* To do *
In the records below, find every line that contains "icon" and list it.

[Data section — start]

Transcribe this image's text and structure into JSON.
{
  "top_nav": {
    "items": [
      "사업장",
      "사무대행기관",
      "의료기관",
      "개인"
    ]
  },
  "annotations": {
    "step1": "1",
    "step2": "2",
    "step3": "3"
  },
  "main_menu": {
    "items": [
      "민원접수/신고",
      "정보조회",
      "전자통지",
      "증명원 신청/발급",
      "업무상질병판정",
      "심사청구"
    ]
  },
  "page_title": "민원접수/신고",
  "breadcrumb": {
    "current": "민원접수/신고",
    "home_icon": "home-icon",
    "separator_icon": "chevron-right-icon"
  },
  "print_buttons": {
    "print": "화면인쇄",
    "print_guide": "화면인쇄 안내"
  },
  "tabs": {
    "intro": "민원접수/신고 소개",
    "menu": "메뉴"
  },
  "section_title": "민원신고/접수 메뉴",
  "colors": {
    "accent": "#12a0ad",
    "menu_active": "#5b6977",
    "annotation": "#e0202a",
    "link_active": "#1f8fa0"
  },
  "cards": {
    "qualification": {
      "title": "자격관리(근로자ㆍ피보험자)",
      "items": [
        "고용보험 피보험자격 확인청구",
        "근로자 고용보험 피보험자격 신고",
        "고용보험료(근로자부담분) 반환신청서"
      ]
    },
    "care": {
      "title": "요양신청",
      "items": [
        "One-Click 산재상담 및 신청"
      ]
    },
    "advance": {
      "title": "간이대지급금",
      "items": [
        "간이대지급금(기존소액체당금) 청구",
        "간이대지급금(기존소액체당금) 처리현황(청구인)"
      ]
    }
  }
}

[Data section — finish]

* Response area *
    "home_icon": "home-icon",
    "separator_icon": "chevron-right-icon"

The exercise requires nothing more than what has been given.